Academic medalists 2017: Students creating pathways for change
Launched in 1873 to encourage academic excellence across the nation, the Governor General’s academic medals have become the most prestigious award for outstanding achievements that Canadian students can receive.
This year, the Governor General’s Gold Medal for outstanding achievement at the graduate level will be awarded to Jean L. Polfus.
Originally from Wisconsin, Polfus graduated summa cum laude in environmental and evolutionary biology from Dartmouth College in Hanover, New Hampshire, an Ivy League university, and received a Master of Science in wildlife biology from the University of Montana in Missoula, Montana.
Her doctoral research at the Natural Resources Institute in the Clayton H. Riddell Faculty of Environment, Earth, and Resources, focused on caribou variation through an analysis of population genetics and the relationships that people establish within complex biocultural systems, specifically the Dene communities of the Sahtú Region of the Northwest Territories. She currently lives in Tulı́t’a, a small, Dene and Métis fly-in community about 600 km northwest of Yellowknife, with her husband and seven-month-old son.
Three other Governor General’s medals are being awarded this spring: Mario Phaneuf, will receive a Bachelor of Science in Engineering (Electrical) and the Silver Medal for outstanding achievement at the undergraduate level; Brian Archibald, School of Agriculture, received the Bronze Medal for highest standing in the two-year diploma program in agriculture; and Jasmine Bonefant, School of Dental Hygiene, will receive the Bronze Medal for the highest standing in a two-year diploma program other than agriculture.
In addition to the Governor General’s awards, 17 University Gold Medals are also awarded for highest standing in an undergraduate faculty, school or college.
While these medals are awarded for academic achievement, the recipients are highly successful in- and outside the classroom, and credit the extracurricular and research activities as well as their coursework as being highly influential to their future plans.
Danielle Fenn will be the recipient of the University Gold Medal in Fine Arts. She credits her time at the University of Manitoba with teaching her to lead through action, how to speak her mind and how to be critical without being cruel. During her studies, Fenn participated in research where she focused on the theme of enhancing devalued persons and voices through art or art analysis. Outside of the classroom, Fenn is a member of the Children Rising Skownan Mentorship Program.
Deborah Chan will receive the University Gold Medal in Nursing. Throughout her four years at the University, Chan has been a thoroughly engaged student having in her first year of studies, co-founded Active Minds, a student-led group that seeks to change the conversation about mental health on campus. She was also elected as an associate delegate to the Canadian Nursing Student Association. For two summers at the Children’s Hospital in Winnipeg, she assisted in the Canadian Health Infant Longitudinal Development study birth cohort that explores how early life exposures affect the development of chronic diseases.

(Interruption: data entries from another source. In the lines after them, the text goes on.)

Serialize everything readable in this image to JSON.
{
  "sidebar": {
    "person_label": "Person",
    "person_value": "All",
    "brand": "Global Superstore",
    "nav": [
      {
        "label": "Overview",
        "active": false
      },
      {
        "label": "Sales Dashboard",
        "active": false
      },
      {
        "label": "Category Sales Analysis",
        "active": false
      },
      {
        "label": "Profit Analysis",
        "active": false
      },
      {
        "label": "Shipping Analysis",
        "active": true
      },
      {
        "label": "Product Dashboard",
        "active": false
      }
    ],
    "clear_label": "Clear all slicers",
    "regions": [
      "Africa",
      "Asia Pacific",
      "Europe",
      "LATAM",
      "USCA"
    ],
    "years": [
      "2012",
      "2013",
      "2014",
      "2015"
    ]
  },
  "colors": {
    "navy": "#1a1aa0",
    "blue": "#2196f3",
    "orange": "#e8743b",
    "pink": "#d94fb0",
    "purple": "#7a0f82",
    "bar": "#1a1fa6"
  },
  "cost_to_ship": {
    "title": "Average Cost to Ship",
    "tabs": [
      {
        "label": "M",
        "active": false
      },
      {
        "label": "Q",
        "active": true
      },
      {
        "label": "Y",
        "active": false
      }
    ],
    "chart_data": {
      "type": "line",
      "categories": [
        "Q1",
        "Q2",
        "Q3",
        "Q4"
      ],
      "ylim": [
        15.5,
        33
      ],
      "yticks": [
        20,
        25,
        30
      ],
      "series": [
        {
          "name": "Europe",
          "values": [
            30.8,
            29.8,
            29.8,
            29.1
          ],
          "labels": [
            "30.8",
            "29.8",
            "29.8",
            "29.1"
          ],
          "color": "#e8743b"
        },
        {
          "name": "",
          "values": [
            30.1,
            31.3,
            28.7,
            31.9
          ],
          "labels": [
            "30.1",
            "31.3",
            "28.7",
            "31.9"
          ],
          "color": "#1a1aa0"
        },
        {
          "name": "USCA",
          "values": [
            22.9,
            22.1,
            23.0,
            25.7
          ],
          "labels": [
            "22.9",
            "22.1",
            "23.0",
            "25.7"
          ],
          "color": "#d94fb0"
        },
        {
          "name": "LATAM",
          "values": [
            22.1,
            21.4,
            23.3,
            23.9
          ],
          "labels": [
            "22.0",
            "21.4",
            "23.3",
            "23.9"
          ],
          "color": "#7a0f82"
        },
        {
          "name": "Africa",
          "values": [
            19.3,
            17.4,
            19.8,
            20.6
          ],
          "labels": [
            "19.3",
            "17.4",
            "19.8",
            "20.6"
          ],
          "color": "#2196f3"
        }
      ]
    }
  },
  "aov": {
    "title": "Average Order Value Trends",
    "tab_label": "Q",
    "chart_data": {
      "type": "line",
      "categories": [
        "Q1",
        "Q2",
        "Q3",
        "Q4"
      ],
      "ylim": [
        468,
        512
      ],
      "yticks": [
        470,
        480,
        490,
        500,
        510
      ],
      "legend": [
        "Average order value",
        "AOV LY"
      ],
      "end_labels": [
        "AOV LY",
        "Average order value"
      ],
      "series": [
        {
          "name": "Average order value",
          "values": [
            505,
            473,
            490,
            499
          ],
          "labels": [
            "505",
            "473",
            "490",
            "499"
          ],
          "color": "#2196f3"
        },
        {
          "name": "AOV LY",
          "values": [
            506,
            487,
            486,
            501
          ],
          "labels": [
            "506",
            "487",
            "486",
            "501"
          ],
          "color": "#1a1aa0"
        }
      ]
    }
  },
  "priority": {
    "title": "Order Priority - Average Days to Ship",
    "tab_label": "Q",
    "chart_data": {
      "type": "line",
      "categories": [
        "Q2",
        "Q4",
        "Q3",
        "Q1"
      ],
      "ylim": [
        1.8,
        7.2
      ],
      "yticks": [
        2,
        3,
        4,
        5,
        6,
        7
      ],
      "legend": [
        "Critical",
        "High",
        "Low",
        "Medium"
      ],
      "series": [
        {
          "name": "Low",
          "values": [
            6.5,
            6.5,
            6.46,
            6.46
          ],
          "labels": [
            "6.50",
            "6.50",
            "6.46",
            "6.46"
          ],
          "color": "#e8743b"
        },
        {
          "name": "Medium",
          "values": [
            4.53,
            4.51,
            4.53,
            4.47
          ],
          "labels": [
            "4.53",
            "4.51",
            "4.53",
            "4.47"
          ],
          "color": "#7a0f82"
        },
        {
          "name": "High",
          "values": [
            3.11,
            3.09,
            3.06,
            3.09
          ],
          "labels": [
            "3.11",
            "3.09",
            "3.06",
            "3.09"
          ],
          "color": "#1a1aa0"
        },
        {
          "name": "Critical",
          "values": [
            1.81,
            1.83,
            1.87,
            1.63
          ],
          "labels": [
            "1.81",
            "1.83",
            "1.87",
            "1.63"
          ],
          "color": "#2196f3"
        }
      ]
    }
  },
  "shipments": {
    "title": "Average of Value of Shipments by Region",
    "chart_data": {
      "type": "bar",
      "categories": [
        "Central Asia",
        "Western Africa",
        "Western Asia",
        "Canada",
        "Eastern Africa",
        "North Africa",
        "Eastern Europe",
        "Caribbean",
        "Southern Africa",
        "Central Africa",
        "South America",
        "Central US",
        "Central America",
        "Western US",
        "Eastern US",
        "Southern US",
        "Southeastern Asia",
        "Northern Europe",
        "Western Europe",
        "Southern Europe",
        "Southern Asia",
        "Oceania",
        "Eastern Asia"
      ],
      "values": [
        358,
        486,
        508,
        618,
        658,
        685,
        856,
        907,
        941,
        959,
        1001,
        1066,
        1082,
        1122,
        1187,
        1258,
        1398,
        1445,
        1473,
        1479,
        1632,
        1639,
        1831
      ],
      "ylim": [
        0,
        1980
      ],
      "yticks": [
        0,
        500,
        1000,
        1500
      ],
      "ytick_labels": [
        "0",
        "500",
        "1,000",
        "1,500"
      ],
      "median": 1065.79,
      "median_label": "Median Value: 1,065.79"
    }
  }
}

University Gold Medal recipients, 2017
Agricultural and Food Sciences: William Pallister
Architecture: Jason Wall
Art: Danielle Fenn
Arts: Emily Gerbrandt
I.H. Asper School of Business: Stephen Busilla
Dentistry: Ryan Howard
Education: Ashley Brekelmans
Engineering: Mario Phaneuf
Kinesiology and Recreation Management: Jenna Hnatiuk
Law: Danielle Dubois
Music: Gregory Lewis
Nursing: Deborah Chan
Pharmacy: Erika Hartel
Clayton H. Riddell Faculty of Environment, Earth, and Resources: David Moore
Science: Aryan Riahi
Social Work: Richelle Ready
Universitaire de Saint Boniface: Eileen Swiderek
More details on Spring Convocation can be found here.
Each session of Convocation will be streamed online. Follow #umanitoba2017 on Twitter and Instagram.